Dataset rows for apps and sites:
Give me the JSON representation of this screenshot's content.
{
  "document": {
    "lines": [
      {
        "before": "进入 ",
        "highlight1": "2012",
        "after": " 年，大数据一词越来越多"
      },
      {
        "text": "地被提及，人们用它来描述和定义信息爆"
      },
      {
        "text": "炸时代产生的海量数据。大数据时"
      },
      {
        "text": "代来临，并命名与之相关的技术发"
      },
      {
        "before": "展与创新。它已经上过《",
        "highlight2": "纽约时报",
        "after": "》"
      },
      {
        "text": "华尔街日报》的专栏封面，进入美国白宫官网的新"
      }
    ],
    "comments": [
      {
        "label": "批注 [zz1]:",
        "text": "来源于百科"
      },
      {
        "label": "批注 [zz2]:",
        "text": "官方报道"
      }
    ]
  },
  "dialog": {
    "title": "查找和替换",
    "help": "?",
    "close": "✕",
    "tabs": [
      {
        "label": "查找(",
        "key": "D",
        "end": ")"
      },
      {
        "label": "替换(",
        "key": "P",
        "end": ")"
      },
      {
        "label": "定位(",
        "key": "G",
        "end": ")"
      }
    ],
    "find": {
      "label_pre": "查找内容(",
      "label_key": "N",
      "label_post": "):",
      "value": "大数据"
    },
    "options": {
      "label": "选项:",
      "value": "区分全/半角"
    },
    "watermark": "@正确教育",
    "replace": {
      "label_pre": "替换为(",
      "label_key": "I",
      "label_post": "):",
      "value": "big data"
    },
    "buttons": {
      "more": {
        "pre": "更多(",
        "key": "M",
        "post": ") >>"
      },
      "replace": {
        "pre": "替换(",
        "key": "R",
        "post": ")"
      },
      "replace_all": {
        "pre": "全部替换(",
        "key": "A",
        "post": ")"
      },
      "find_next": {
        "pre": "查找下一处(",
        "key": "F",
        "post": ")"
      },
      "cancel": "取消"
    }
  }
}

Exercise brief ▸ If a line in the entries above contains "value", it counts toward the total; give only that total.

Solution for this exercise ▸ 3